After a pleasant day in Concord, we headed into Medford, a pretty town about 30 minutes away. A GPS is a wonderful thing…we found the cemetery on Playstead Rd, and found the office located just inside the gate. I asked a fellow behind the desk for the location of Peter Chardon Brooks, assuming that he would know it off the top of his head, but it didn’t seem to be noteworthy to him, and he pulled out a box filled with index cards and started flipping through them, looking for the grave. There was a bit of confusion for a few minutes, and for a moment I thought we were in the wrong place. Apparently, the original grave was located at the Salem Street Burial Ground, which is Medford’s oldest cemetery, but was recently relocated to Oak Grove. The man confirmed that there was a family plot that had Mr. Brooks, his wife, and his children. He pulled out a map and showed me how to find it. We got in the car and went looking for Peter Chardon Brooks.

Oak Grove is a very large and beautiful cemetery…I wish that we could have had more time to explore it.

As you can see, the headstone looks to be fairly new, with little weathering; it is obviously not the original headstone from the Salem Street burial ground.

We had a wonderful time on this trip, and finding the grave of Peter Chardon Brooks was definitely one of the more interesting things that we did. Standing at his grave, I had to wonder how many “Chardonites” (if any) have stood here before me, thinking about the man who generously donated some of his property in the Western Reserve for the foundation of a town that would bear his middle name - a town that he never got to see.

I took out a small stone that I had brought with me from the Chardon square and gently placed on his headstone. “Thanks for the town…” I said.

Peter Chardon Brooks is buried in Oak Grove Cemetery, 230 Playstead Road, Medford MA, at Plot 212, Grave 1, on Oak Ave. Rick Bissell’s blog is at: www.pardonmychardon.com.

Comments about Thoughts At Large may be sent to: icewritesforyou@gmail.com
Visit us at: www.thoughtsatlarge.com

1 Comments:

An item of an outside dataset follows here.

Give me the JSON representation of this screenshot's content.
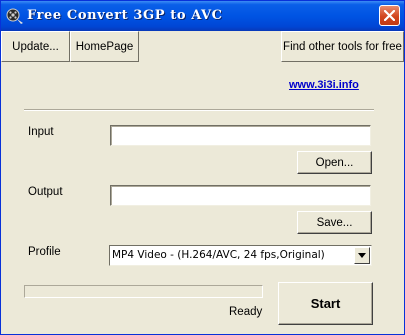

Blogger EmAManda said...

I enjoyed reading your article about the man after which Chardon was named.
:-)
Emilie

2:22 AM  

Post a Comment

Links to this post:

Create a Link

<< Home